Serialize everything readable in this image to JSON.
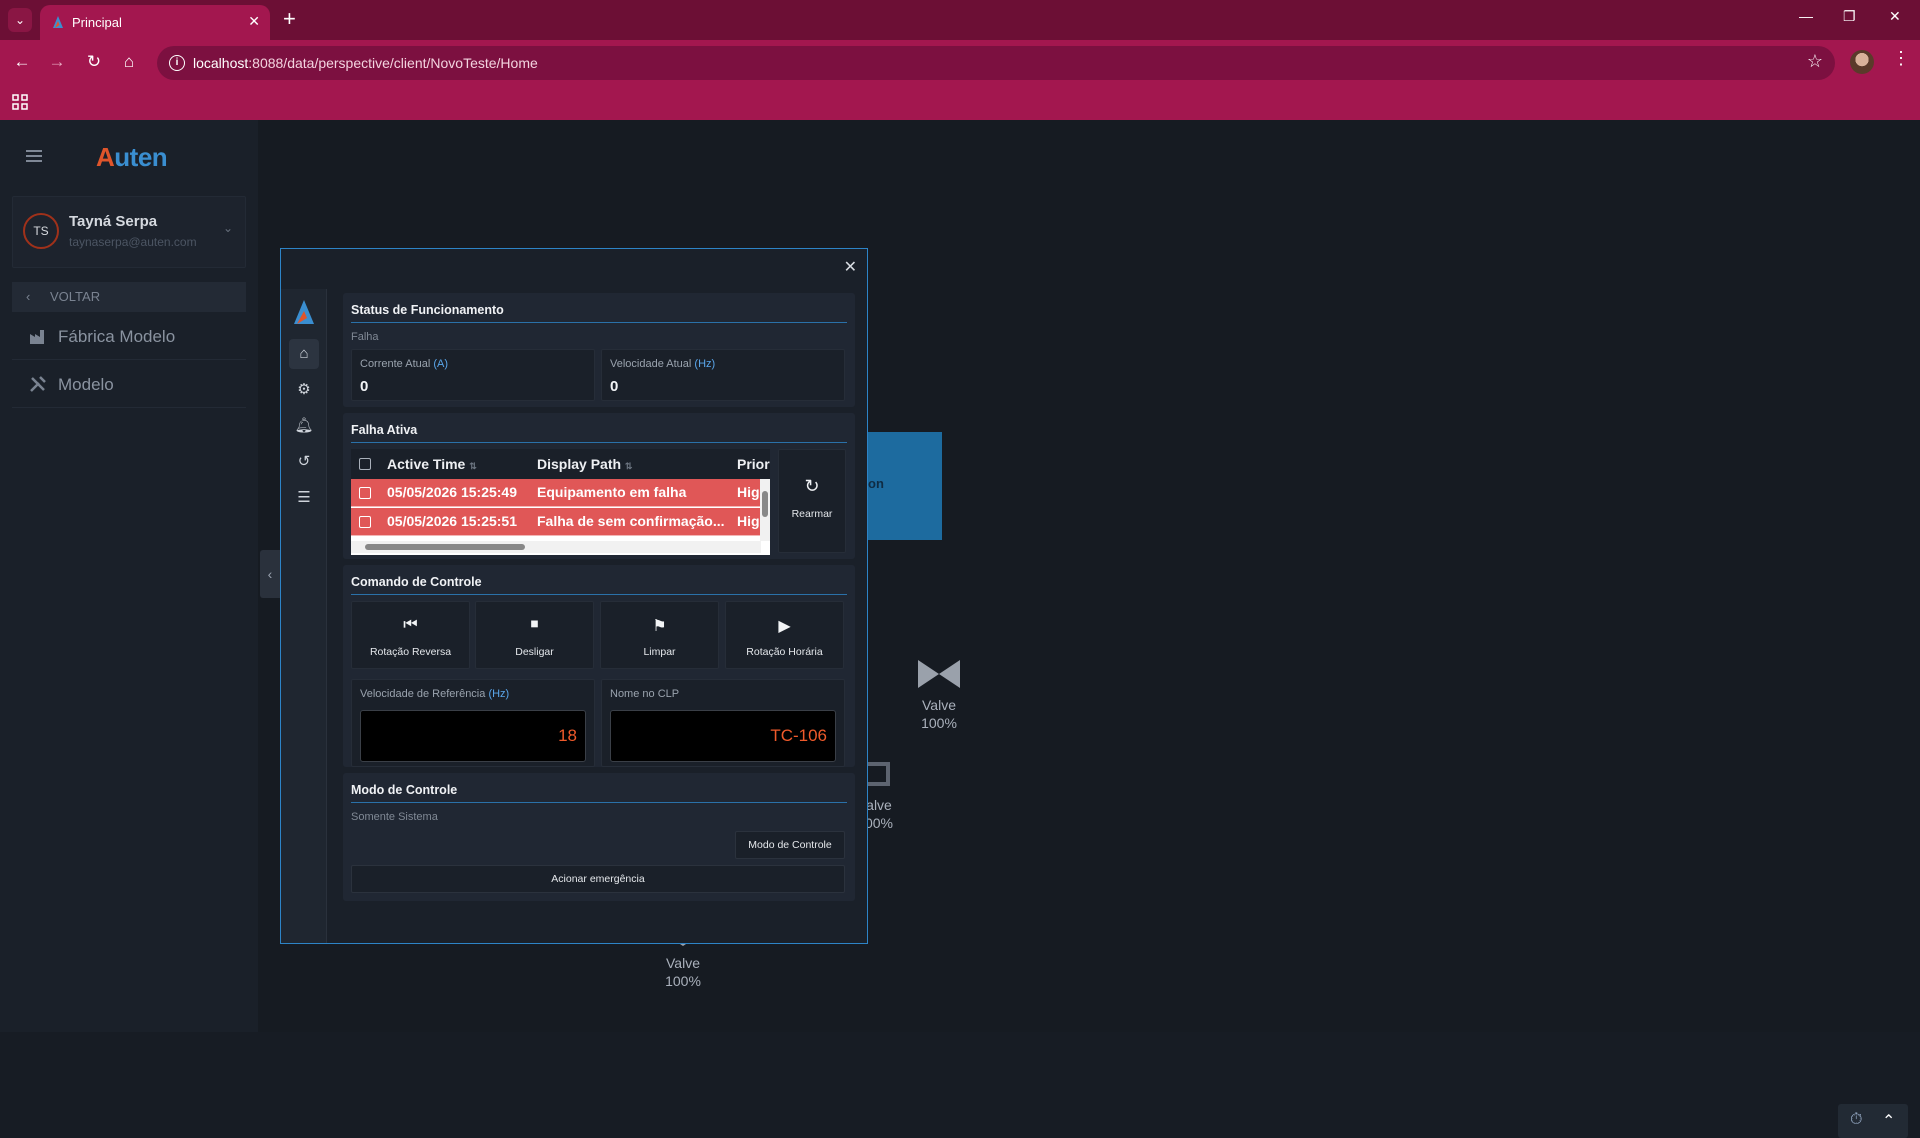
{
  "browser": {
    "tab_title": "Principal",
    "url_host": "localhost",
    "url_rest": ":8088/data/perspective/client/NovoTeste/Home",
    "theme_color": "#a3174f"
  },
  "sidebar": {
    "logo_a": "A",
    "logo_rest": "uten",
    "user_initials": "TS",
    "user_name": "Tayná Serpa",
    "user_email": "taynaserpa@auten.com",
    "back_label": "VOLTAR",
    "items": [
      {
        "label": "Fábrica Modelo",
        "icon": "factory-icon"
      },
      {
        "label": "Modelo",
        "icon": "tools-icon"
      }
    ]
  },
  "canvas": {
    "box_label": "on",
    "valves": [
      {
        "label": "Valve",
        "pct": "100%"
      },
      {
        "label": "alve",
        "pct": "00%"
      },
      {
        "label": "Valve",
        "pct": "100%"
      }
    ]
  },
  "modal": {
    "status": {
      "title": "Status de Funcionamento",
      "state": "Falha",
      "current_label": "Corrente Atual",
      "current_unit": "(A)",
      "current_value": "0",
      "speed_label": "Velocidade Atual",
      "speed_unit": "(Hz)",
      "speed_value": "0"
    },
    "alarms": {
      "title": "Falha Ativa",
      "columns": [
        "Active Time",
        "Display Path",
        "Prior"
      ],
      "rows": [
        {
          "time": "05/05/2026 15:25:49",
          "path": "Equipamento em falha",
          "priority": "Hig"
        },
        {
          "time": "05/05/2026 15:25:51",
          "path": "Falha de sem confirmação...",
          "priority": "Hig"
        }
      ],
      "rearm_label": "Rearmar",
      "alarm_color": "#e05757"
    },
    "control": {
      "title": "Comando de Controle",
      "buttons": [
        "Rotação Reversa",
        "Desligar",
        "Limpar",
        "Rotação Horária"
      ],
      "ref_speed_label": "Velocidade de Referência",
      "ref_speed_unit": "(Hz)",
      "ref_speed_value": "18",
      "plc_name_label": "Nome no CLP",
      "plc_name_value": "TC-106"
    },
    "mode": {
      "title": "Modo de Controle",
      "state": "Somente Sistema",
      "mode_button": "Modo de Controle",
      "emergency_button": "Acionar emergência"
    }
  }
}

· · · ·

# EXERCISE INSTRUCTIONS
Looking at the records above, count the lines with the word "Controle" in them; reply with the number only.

# SOLUTION FOR THIS EXERCISE
3